Bolan 1,295 860 -34%
Swift N/a 2,273 N/a
Toyota IMC
Corolla 3,490 2,444 -29%
Yaris 1,905 1,655 -13%
Fortuner 736 723 -2%
Hilux 1,134 935 -18%
Honda Atlas
City & Civic 3,278 2,265 -31%
BR-V 373 364 -2%
Hyundai Nishat
Tucson 576 553 -4%
Sonata 250 293 17%
Elantra 357 240 -33%

Current Market Condition

The recent price hikes have irked the ire of the government, which has summoned automakers to explain the cost structure.

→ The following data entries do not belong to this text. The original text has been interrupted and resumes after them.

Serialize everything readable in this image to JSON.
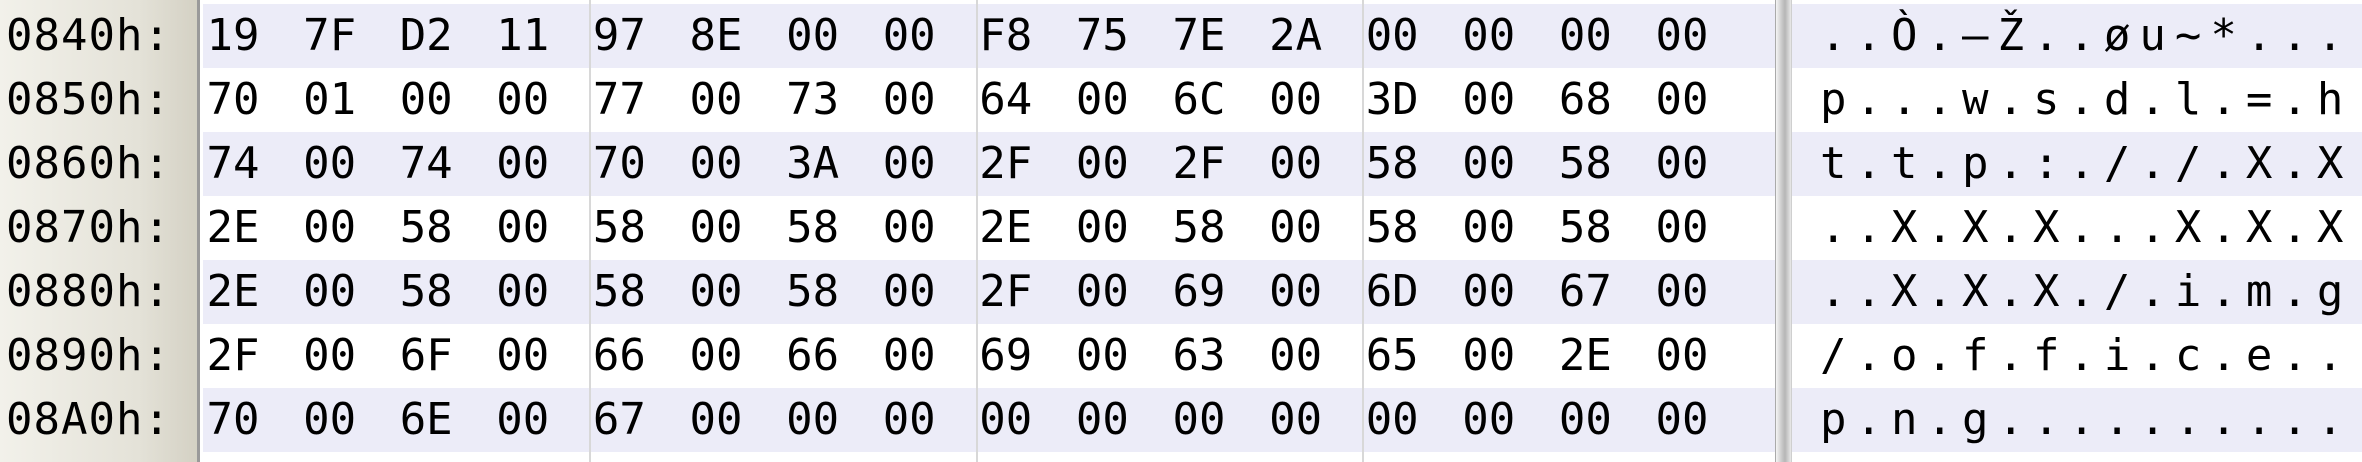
{
  "rows": [
    {
      "offset": "0840h:",
      "bytes": [
        "19",
        "7F",
        "D2",
        "11",
        "97",
        "8E",
        "00",
        "00",
        "F8",
        "75",
        "7E",
        "2A",
        "00",
        "00",
        "00",
        "00"
      ],
      "ascii": "..Ò.—Ž..øu~*...."
    },
    {
      "offset": "0850h:",
      "bytes": [
        "70",
        "01",
        "00",
        "00",
        "77",
        "00",
        "73",
        "00",
        "64",
        "00",
        "6C",
        "00",
        "3D",
        "00",
        "68",
        "00"
      ],
      "ascii": "p...w.s.d.l.=.h."
    },
    {
      "offset": "0860h:",
      "bytes": [
        "74",
        "00",
        "74",
        "00",
        "70",
        "00",
        "3A",
        "00",
        "2F",
        "00",
        "2F",
        "00",
        "58",
        "00",
        "58",
        "00"
      ],
      "ascii": "t.t.p.:././.X.X."
    },
    {
      "offset": "0870h:",
      "bytes": [
        "2E",
        "00",
        "58",
        "00",
        "58",
        "00",
        "58",
        "00",
        "2E",
        "00",
        "58",
        "00",
        "58",
        "00",
        "58",
        "00"
      ],
      "ascii": "..X.X.X...X.X.X."
    },
    {
      "offset": "0880h:",
      "bytes": [
        "2E",
        "00",
        "58",
        "00",
        "58",
        "00",
        "58",
        "00",
        "2F",
        "00",
        "69",
        "00",
        "6D",
        "00",
        "67",
        "00"
      ],
      "ascii": "..X.X.X./.i.m.g."
    },
    {
      "offset": "0890h:",
      "bytes": [
        "2F",
        "00",
        "6F",
        "00",
        "66",
        "00",
        "66",
        "00",
        "69",
        "00",
        "63",
        "00",
        "65",
        "00",
        "2E",
        "00"
      ],
      "ascii": "/.o.f.f.i.c.e..."
    },
    {
      "offset": "08A0h:",
      "bytes": [
        "70",
        "00",
        "6E",
        "00",
        "67",
        "00",
        "00",
        "00",
        "00",
        "00",
        "00",
        "00",
        "00",
        "00",
        "00",
        "00"
      ],
      "ascii": "p.n.g..........."
    }
  ],
  "colors": {
    "row_band": "#ececf8",
    "offset_bg": "#e4e2d8",
    "group_separator": "#d8d8d8"
  }
}
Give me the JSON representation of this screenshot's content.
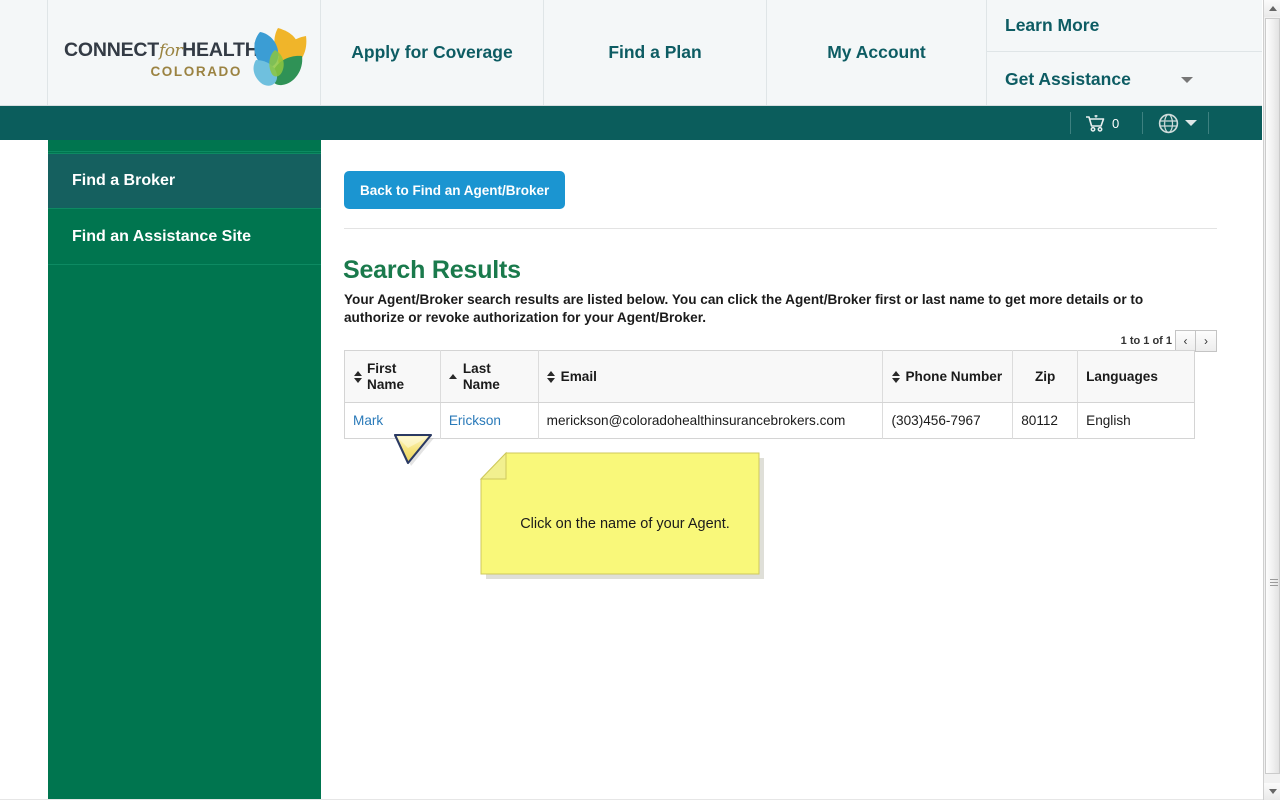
{
  "header": {
    "logo": {
      "main_line": "CONNECT",
      "script_word": "for",
      "main_line2": "HEALTH",
      "sub_line": "COLORADO",
      "mark_icon": "leaf-logo-icon"
    },
    "nav": [
      {
        "label": "Apply for Coverage",
        "name": "nav-apply-for-coverage"
      },
      {
        "label": "Find a Plan",
        "name": "nav-find-a-plan"
      },
      {
        "label": "My Account",
        "name": "nav-my-account"
      }
    ],
    "nav_stack": [
      {
        "label": "Learn More",
        "name": "nav-learn-more",
        "has_caret": false
      },
      {
        "label": "Get Assistance",
        "name": "nav-get-assistance",
        "has_caret": true
      }
    ]
  },
  "utility_bar": {
    "cart_icon": "shopping-cart-icon",
    "cart_count": "0",
    "globe_icon": "globe-icon",
    "language_caret_icon": "chevron-down-icon",
    "background_color": "#0b5d5c"
  },
  "sidebar": {
    "background_color": "#00754f",
    "active_color": "#15605f",
    "items": [
      {
        "label": "Find a Broker",
        "active": true
      },
      {
        "label": "Find an Assistance Site",
        "active": false
      }
    ]
  },
  "main": {
    "back_button": "Back to Find an Agent/Broker",
    "back_button_color": "#1b95d1",
    "heading": "Search Results",
    "heading_color": "#1a7a4c",
    "intro": "Your Agent/Broker search results are listed below. You can click the Agent/Broker first or last name to get more details or to authorize or revoke authorization for your Agent/Broker.",
    "pagination": {
      "range_label": "1 to 1 of 1",
      "prev_icon": "chevron-left-icon",
      "prev_glyph": "‹",
      "next_icon": "chevron-right-icon",
      "next_glyph": "›"
    },
    "table": {
      "columns": [
        {
          "label": "First Name",
          "sort": "both"
        },
        {
          "label": "Last Name",
          "sort": "asc"
        },
        {
          "label": "Email",
          "sort": "both"
        },
        {
          "label": "Phone Number",
          "sort": "both"
        },
        {
          "label": "Zip",
          "sort": "none"
        },
        {
          "label": "Languages",
          "sort": "none"
        }
      ],
      "rows": [
        {
          "first_name": "Mark",
          "last_name": "Erickson",
          "email": "merickson@coloradohealthinsurancebrokers.com",
          "phone": "(303)456-7967",
          "zip": "80112",
          "languages": "English"
        }
      ]
    }
  },
  "annotation": {
    "note_text": "Click on the name of your Agent.",
    "note_color": "#f9f87a",
    "cursor_icon": "arrow-cursor-down-icon"
  },
  "scrollbar": {
    "up_icon": "scroll-up-arrow-icon",
    "down_icon": "scroll-down-arrow-icon",
    "thumb_name": "scrollbar-thumb"
  }
}
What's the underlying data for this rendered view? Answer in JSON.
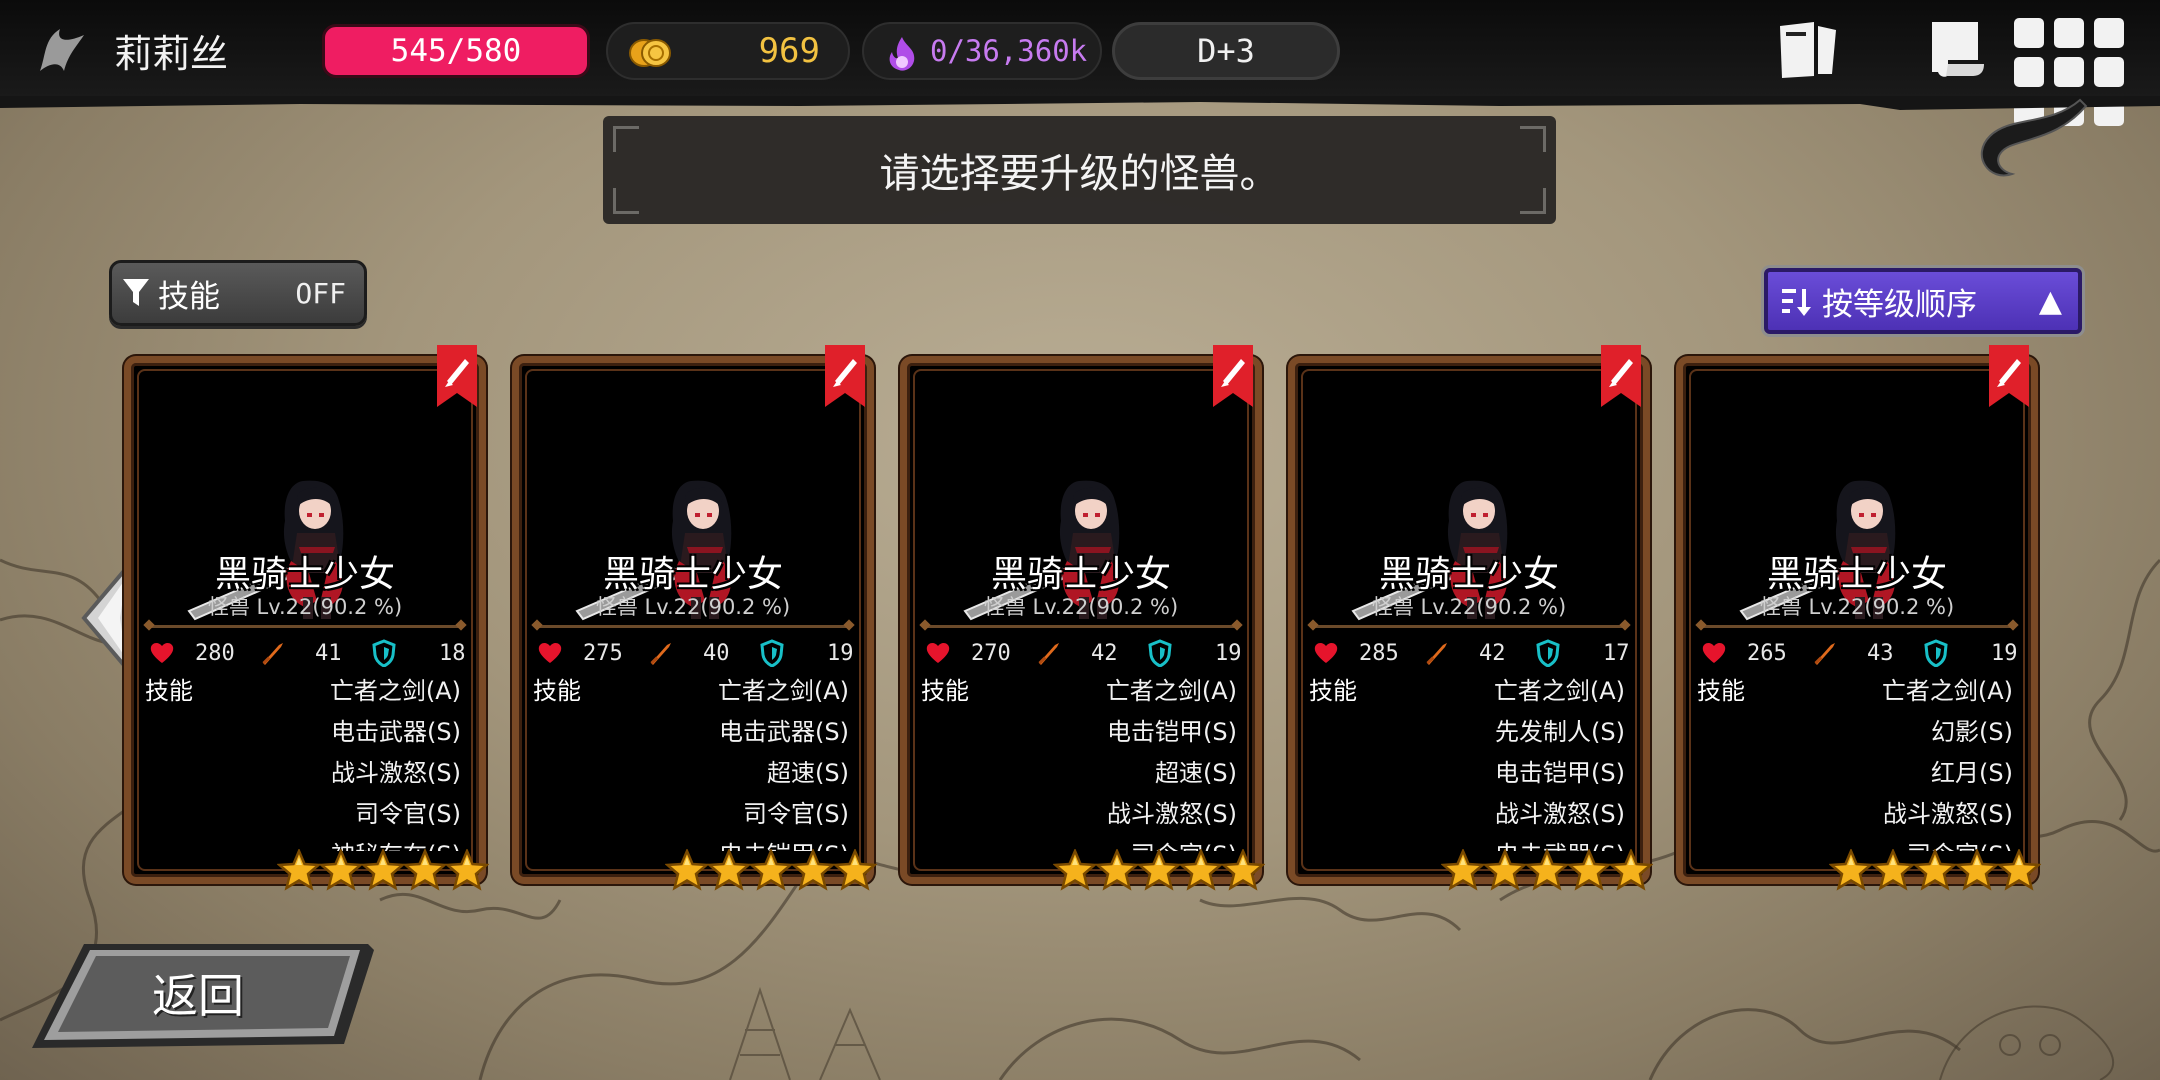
{
  "player": {
    "name": "莉莉丝"
  },
  "resources": {
    "hp": "545/580",
    "gold": "969",
    "soul": "0/36,360k",
    "day": "D+3"
  },
  "prompt": "请选择要升级的怪兽。",
  "filter": {
    "label": "技能",
    "state": "OFF"
  },
  "sort": {
    "label": "按等级顺序",
    "arrow": "▲"
  },
  "skills_heading": "技能",
  "back_label": "返回",
  "colors": {
    "hp": "#ef1d62",
    "gold": "#f2c241",
    "soul": "#c77bf0",
    "sort": "#5a3cc8",
    "card_border": "#7a4a26"
  },
  "cards": [
    {
      "name": "黑骑士少女",
      "level": "怪兽 Lv.22(90.2 %)",
      "hp": "280",
      "atk": "41",
      "def": "18",
      "skills": [
        "亡者之剑(A)",
        "电击武器(S)",
        "战斗激怒(S)",
        "司令官(S)",
        "神秘存在(S)"
      ],
      "stars": 5
    },
    {
      "name": "黑骑士少女",
      "level": "怪兽 Lv.22(90.2 %)",
      "hp": "275",
      "atk": "40",
      "def": "19",
      "skills": [
        "亡者之剑(A)",
        "电击武器(S)",
        "超速(S)",
        "司令官(S)",
        "电击铠甲(S)"
      ],
      "stars": 5
    },
    {
      "name": "黑骑士少女",
      "level": "怪兽 Lv.22(90.2 %)",
      "hp": "270",
      "atk": "42",
      "def": "19",
      "skills": [
        "亡者之剑(A)",
        "电击铠甲(S)",
        "超速(S)",
        "战斗激怒(S)",
        "司令官(S)"
      ],
      "stars": 5
    },
    {
      "name": "黑骑士少女",
      "level": "怪兽 Lv.22(90.2 %)",
      "hp": "285",
      "atk": "42",
      "def": "17",
      "skills": [
        "亡者之剑(A)",
        "先发制人(S)",
        "电击铠甲(S)",
        "战斗激怒(S)",
        "电击武器(S)"
      ],
      "stars": 5
    },
    {
      "name": "黑骑士少女",
      "level": "怪兽 Lv.22(90.2 %)",
      "hp": "265",
      "atk": "43",
      "def": "19",
      "skills": [
        "亡者之剑(A)",
        "幻影(S)",
        "红月(S)",
        "战斗激怒(S)",
        "司令官(S)"
      ],
      "stars": 5
    }
  ]
}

In a meeting that took place yesterday, the Ministry of Industries and Production (MoIP) raised serious objections regarding car manufacturers not providing their respective cost structures. It argued that the rate of price hikes is much greater than that of the US Dollar (USD) value hike against the Pakistani Rupee (PKR).

Automakers were adamant that they have no choice but to increase the prices of their cars due to rising raw material costs, shipment costs, and devaluation of local currency.

Representatives of various car companies claimed that the increased freight charges in the global market also prompted price hikes. They underlined that a freight container that previously cost $3,000, now costs $6,000.

Company representatives also stated that the ongoing political situation is also taking a toll on the car industry. Automakers have increased investment in the sector but are not getting returns accordingly, they added.

Conclusively, MoIP directed the carmakers to submit their respective cost structures within two days and announced that another follow-up meeting in this regard will be held soon.